Aimone, Steven. Design! A Lively Guide to Design Basics for Artists and Craftspeople. Asheville, NC: Lark Books, 2004.
Baird, Daryl E. The Extruder Book. Waterville, OH: American Ceramic Society, 2000.
Byrd, Joan Falconer. “Natural Narratives.” American Craft (April/May 2010).
Clark, Garth. The Artful Teapot. New York, NY: Watson-Guptill, 2001.
Del Vecchio, Mark. Postmodern Ceramics. New York, NY: Thames & Hudson, 2001.
Ferrin, Leslie. Teapots Transformed: Exploration of an Object. Madison, WI: Guild Publishing, 2000.
Flint Institute of Arts. Function, Form & Fantasy: Ceramics from the Dr. Robert & Deanna Harris Burger Collection. Flint, MI: Flint Institute of Arts, 2016
Koplos, Janet and Bruce Metcalf. Makers: A History of American Studio Craft. Chapel Hill, NC: The University of North Carolina Press, 2010.

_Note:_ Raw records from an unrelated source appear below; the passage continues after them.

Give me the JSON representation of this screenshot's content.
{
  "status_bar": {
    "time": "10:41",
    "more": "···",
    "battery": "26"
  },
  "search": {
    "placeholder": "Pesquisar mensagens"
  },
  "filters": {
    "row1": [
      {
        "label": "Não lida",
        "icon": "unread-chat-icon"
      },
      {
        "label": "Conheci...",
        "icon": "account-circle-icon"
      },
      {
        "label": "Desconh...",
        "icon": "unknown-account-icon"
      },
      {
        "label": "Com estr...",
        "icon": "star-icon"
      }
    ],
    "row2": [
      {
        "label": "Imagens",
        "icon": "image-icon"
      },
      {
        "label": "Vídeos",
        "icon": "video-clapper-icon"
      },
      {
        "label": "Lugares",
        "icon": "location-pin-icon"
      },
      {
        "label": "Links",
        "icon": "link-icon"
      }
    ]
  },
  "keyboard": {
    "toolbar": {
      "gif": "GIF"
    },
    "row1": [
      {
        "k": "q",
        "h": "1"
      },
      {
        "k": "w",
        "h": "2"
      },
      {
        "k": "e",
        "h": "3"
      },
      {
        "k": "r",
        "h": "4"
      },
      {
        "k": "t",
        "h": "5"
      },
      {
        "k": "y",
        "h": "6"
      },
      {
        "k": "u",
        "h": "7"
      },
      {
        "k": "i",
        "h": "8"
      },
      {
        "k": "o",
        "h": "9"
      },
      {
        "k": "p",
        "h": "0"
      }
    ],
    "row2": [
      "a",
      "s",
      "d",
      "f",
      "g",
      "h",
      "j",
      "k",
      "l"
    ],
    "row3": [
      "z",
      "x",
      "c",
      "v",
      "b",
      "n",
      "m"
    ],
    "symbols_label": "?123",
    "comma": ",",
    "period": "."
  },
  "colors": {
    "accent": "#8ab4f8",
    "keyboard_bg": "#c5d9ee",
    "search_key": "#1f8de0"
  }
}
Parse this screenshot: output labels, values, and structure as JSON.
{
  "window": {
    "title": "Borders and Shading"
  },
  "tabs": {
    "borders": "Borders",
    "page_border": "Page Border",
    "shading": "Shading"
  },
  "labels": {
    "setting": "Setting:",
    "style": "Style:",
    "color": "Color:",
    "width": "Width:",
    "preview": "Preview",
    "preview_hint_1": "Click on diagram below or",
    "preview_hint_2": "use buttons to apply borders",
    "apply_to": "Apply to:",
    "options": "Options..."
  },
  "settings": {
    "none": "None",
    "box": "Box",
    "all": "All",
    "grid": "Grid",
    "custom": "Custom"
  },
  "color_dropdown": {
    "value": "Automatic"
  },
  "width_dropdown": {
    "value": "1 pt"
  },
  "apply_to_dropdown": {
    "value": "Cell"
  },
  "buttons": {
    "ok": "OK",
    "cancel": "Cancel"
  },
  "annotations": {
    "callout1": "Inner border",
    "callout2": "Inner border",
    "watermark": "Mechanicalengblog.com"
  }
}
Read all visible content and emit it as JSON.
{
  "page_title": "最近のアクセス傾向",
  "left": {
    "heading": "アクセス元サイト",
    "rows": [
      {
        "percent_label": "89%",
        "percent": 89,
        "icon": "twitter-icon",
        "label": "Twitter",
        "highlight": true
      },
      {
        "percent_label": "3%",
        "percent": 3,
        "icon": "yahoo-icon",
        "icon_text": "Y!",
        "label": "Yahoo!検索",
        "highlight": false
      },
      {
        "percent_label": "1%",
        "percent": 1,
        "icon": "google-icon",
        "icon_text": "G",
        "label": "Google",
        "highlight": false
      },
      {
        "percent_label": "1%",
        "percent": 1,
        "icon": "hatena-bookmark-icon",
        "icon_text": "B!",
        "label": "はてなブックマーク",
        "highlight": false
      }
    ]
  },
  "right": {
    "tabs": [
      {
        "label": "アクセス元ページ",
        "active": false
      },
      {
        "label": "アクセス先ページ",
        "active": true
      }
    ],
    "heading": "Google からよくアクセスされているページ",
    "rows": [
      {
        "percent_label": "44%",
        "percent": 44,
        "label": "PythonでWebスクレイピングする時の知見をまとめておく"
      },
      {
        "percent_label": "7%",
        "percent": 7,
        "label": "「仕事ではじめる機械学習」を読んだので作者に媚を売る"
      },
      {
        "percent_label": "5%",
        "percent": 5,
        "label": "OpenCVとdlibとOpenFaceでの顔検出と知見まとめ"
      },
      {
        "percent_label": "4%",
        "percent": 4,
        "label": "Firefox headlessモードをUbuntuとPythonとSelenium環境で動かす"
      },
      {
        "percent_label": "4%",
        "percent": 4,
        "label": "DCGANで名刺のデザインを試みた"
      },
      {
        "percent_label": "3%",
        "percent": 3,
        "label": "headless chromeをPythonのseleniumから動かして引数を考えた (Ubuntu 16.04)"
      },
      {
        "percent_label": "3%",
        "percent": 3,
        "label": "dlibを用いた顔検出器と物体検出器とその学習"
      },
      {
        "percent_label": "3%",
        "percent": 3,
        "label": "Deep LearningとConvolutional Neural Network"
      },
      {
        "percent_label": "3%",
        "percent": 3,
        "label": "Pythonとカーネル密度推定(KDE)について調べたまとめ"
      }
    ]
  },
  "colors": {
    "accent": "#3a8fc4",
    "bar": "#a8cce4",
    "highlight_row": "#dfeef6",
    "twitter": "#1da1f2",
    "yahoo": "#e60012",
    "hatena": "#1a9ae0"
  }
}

Lark Books (ed.). The Nature of Craft and the Penland Experience: Celebrating the 75th Anniversary of Penland School of Crafts. Asheville, NC: Lark Books, 2004.
Lark Books. The Nature of Craft and the Penland Experience: Celebrating the 75th Anniversary of Penland School of Crafts. Asheville, NC: Lark Books, 2004.
________. The Penland Book of Ceramics: Master Classes in Ceramics Techniques. Asheville, NC: Lark books, 2003.
Lauria, Jo. Color and Fire: Defining Moments in Studio Ceramics, 1950 – 2000. New York, NY: Rizzoli International Publications, 2000.
Mecham, Michelle Francis, ed. The Living Tradition, North Carolina Potters Speak. Conover, NC: Goosepen Studio & Press, 2009.
Morgenthal, Deborah, Suzanne J. E. Tourtillott and Evan Bracken. The Penland Book of Ceramics: Master Classes in Ceramics Techniques. Asheville, NC: Lark Books, 2008.
Monroe, Michael. The White House Collection of American Crafts. New York, NY: Harry N. Abrams Publishers, 1995.
Ostermann, Matthias. The Ceramic Surface. Philadelphia, PA: University of Pennsylvania Press, 2002.
Pancioli, Diana. Extruded Ceramics. Asheville, NC: Lark Books, 2002.
Piche, Tom. Everson Ceramic National. Syracuse, NY: Everson Museum of Art, 2000.
Scotchie, Virginia. Setting Up Your Ceramics Studio: Ideas and Plans for Working Artists. Asheville, NC Lark Books, 2003.
“The Nature of Craft and the Penland Experience.” Ceramics Monthly 52, no. 7 (September 2004).
Triplett, Kathy and Suzanne Tourtillott. Five Hundred Teapots: Explorations of a Timeless Design. Asheville, NC: Lark Books, 2002.
|This research was supported by a Craft Research Fund Grant from the Center For Craft|
|American Museum of Ceramic Art|
Citation: "The Marks Project." Last modified October 28, 2019. http://www.themarksproject.org:443/marks/sherrill-1